What the task asks
Every line below that mentions the word "your" should be copied out.

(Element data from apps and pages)
-=-=-

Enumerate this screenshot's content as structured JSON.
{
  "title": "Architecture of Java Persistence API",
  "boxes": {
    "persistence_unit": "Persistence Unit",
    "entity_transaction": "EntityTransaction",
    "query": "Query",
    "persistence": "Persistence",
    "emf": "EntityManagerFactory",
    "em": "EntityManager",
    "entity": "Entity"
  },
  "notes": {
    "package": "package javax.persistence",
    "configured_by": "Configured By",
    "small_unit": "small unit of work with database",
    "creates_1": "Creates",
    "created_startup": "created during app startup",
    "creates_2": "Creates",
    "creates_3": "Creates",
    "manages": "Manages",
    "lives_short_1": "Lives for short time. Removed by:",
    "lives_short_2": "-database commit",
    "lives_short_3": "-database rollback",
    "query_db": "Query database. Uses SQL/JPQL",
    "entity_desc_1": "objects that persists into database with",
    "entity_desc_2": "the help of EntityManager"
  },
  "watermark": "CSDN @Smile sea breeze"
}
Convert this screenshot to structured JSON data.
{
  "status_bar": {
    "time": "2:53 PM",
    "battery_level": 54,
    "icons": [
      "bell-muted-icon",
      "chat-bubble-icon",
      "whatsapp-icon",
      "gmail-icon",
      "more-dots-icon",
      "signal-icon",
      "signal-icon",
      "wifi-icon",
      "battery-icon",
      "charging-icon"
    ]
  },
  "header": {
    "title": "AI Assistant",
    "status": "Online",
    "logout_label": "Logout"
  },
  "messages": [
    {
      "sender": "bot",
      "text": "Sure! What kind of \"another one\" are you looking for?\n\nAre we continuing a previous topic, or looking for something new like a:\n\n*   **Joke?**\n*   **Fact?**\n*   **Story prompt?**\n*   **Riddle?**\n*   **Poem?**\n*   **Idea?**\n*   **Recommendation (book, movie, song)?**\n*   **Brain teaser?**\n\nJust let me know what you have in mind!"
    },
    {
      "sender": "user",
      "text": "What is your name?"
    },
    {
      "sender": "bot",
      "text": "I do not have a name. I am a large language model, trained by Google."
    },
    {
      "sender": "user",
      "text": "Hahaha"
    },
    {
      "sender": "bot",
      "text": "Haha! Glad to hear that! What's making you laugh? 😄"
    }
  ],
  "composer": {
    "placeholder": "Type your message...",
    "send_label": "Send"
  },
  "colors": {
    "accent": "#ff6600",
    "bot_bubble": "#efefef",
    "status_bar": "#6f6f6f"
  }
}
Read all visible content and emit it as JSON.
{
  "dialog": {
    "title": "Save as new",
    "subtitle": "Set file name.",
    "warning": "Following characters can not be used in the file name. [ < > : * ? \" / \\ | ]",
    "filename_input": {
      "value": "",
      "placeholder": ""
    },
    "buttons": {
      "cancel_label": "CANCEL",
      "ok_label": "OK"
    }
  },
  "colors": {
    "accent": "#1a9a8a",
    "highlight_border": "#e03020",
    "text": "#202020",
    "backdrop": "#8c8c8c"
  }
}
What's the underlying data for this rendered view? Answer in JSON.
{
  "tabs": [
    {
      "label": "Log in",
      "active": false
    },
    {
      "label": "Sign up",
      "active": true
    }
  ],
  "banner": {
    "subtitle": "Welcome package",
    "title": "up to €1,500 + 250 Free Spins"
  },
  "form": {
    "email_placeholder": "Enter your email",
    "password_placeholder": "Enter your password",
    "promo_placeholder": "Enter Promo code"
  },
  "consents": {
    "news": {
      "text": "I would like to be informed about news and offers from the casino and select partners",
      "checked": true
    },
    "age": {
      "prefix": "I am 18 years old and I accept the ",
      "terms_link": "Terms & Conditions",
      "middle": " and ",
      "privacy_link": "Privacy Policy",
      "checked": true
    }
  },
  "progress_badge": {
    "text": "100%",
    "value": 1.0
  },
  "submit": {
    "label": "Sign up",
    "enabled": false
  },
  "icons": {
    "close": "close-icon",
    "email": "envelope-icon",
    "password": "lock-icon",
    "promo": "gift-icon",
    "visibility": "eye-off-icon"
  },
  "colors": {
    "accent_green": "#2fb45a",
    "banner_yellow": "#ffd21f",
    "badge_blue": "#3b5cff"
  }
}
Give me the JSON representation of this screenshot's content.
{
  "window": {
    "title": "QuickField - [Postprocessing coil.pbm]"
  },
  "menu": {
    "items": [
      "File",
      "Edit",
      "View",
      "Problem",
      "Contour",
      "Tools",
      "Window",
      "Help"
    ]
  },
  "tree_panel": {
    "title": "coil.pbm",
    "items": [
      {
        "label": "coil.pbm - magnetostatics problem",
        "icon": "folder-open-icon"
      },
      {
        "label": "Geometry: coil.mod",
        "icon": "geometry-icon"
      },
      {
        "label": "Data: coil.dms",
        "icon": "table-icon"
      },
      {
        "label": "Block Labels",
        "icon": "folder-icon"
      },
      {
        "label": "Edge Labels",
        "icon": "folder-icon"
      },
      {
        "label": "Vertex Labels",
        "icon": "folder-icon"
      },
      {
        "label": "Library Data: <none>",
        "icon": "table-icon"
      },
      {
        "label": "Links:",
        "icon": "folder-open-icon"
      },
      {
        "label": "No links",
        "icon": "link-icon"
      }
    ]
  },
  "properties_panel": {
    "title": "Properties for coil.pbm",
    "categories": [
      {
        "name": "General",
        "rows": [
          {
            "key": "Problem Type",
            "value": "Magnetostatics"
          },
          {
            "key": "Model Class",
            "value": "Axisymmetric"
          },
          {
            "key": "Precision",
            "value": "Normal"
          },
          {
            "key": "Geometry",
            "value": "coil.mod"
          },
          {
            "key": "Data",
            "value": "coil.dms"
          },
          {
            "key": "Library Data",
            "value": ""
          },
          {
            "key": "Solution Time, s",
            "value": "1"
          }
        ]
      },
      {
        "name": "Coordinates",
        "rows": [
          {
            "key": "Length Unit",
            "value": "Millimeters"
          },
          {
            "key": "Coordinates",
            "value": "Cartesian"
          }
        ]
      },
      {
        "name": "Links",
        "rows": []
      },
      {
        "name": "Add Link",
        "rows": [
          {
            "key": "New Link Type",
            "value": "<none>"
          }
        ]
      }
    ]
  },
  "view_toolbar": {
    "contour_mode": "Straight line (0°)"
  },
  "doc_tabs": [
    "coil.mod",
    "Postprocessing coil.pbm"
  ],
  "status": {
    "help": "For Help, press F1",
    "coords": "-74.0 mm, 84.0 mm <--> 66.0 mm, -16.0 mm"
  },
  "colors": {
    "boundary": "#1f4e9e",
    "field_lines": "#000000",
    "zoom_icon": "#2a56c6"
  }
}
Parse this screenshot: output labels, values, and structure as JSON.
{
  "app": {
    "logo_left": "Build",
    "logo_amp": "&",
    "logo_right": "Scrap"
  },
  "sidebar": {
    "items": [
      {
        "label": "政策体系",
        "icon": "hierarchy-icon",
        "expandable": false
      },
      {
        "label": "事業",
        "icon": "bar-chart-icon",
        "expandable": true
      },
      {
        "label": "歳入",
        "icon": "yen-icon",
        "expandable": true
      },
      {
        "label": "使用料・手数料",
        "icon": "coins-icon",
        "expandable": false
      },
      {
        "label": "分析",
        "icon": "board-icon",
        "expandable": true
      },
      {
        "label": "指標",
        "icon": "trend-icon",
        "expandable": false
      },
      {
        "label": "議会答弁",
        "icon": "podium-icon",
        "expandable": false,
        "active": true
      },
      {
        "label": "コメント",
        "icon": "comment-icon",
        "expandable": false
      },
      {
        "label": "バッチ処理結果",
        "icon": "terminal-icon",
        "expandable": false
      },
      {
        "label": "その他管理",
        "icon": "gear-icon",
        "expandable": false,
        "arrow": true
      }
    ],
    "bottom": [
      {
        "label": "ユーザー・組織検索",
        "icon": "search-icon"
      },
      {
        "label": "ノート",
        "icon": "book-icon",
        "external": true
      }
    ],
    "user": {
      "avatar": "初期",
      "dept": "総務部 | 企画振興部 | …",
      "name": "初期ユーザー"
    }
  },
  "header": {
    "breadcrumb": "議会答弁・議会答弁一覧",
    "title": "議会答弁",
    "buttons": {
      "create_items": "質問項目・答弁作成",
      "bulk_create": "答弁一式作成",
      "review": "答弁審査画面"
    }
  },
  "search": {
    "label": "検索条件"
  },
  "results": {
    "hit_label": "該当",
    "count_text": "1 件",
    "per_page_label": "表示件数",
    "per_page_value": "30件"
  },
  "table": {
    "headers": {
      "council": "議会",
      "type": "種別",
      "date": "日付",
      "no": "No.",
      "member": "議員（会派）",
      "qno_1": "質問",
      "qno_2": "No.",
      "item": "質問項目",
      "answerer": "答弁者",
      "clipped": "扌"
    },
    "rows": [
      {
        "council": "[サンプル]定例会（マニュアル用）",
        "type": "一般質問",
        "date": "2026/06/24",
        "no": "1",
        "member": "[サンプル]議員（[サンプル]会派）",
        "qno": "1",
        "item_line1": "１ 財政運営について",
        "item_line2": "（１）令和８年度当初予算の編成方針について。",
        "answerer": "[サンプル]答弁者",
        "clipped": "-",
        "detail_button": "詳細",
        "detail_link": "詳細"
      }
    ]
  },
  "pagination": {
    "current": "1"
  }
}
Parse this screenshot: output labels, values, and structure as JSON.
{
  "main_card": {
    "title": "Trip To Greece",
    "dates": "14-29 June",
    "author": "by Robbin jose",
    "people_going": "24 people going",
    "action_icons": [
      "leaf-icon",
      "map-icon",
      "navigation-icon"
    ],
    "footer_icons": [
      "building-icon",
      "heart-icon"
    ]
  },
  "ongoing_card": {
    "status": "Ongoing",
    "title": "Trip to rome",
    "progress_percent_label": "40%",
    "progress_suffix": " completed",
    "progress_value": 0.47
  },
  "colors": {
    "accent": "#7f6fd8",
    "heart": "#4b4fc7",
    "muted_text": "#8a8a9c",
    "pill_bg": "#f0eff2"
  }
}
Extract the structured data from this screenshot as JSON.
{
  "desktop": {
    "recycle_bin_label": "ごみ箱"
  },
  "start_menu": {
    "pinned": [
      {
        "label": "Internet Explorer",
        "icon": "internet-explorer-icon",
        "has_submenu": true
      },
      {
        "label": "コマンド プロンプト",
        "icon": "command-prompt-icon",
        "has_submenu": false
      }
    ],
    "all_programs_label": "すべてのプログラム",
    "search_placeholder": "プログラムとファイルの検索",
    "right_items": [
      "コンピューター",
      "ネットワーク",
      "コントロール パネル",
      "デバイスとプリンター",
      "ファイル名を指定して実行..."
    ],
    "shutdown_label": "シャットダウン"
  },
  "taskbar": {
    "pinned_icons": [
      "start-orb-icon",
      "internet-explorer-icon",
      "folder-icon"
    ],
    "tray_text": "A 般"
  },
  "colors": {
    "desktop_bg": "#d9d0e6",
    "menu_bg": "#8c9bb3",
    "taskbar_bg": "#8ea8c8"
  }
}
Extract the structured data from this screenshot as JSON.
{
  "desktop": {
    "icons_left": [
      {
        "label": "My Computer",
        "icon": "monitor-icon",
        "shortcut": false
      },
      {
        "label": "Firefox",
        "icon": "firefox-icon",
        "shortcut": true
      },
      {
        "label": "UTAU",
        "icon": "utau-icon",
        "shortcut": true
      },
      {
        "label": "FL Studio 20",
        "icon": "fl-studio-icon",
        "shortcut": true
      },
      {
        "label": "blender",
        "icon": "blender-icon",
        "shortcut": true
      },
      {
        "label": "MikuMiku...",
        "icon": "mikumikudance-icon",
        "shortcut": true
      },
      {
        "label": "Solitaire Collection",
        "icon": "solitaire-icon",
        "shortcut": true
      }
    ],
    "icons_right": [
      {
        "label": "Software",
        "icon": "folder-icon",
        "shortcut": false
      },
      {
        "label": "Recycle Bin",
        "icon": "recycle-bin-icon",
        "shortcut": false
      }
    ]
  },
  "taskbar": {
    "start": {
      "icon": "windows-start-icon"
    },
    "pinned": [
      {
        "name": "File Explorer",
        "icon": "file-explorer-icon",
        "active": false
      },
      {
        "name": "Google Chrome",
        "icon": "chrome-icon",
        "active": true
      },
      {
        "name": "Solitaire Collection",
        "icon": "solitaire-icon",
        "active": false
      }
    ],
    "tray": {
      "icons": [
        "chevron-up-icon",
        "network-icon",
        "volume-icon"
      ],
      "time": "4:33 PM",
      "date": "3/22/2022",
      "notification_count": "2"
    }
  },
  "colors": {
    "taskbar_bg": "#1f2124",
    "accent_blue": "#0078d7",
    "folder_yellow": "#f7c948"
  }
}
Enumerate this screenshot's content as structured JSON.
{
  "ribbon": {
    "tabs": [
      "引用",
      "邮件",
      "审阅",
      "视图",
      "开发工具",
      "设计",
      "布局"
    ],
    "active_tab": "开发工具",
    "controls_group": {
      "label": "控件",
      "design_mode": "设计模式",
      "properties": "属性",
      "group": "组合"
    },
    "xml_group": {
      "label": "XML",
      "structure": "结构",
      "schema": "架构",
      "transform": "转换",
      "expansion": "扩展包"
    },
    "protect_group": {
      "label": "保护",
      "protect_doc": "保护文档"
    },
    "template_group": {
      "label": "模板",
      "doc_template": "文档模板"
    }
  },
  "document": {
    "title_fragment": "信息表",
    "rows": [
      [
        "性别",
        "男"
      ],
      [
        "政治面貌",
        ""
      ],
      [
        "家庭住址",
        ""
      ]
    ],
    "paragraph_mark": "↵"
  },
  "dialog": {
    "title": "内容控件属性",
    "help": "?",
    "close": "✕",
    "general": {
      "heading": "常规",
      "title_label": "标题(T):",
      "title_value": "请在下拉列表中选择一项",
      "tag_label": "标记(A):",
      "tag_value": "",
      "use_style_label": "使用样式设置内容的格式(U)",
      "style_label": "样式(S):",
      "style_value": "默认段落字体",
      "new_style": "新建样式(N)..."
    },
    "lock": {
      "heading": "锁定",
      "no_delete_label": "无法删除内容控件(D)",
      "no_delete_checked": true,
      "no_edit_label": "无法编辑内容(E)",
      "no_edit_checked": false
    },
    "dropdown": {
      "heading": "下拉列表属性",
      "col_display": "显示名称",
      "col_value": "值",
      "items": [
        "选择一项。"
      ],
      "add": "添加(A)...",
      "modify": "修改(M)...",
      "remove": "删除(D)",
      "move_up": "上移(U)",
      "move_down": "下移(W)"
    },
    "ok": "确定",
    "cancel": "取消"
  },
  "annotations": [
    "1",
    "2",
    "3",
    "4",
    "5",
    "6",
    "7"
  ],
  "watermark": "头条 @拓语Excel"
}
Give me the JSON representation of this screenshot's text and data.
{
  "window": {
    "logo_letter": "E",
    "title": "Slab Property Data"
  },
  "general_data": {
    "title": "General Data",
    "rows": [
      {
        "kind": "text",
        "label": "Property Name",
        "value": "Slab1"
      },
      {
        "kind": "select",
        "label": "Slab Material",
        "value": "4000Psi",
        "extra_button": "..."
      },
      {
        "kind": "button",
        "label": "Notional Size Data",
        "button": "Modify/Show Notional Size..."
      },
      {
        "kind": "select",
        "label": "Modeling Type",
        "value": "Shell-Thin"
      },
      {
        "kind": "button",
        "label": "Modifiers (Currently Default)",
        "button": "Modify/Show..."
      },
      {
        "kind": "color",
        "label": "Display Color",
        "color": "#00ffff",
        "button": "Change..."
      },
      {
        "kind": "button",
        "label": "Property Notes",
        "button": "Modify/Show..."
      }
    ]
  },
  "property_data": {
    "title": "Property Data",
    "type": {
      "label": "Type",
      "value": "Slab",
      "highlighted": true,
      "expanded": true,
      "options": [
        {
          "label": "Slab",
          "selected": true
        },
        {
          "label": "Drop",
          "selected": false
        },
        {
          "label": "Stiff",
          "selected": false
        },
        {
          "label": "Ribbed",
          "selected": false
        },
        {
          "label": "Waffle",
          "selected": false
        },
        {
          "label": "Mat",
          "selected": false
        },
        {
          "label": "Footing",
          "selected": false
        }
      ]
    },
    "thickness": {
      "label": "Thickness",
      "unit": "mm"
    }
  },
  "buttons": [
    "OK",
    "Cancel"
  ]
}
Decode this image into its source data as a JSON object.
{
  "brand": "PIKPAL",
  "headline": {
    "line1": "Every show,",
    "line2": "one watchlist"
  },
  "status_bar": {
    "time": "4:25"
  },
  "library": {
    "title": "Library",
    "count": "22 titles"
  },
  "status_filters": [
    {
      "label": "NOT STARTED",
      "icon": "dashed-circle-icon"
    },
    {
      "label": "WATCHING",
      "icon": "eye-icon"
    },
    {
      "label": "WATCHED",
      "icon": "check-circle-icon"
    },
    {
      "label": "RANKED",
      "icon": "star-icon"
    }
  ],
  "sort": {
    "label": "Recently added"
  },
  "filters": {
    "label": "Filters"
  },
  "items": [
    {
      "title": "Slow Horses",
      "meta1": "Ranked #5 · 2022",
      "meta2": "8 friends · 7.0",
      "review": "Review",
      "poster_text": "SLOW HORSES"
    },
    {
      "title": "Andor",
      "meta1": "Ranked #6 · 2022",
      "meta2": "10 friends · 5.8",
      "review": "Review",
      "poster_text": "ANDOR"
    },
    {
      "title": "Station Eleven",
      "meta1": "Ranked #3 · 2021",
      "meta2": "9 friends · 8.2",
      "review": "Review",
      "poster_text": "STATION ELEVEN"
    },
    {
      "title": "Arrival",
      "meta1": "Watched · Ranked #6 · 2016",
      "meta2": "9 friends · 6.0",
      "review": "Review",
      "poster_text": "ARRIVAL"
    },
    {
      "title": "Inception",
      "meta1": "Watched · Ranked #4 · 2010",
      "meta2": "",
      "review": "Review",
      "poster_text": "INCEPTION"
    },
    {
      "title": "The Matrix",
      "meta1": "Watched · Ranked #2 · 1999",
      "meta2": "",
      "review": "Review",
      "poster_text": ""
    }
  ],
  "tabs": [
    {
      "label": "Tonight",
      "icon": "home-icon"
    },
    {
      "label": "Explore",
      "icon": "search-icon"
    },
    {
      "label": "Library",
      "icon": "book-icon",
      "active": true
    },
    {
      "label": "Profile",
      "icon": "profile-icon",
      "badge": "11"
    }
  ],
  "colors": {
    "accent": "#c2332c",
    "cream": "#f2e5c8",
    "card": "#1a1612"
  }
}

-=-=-

Solution to the problem
      "text": "What is your name?"
    "placeholder": "Type your message...",
    "email_placeholder": "Enter your email",
    "password_placeholder": "Enter your password",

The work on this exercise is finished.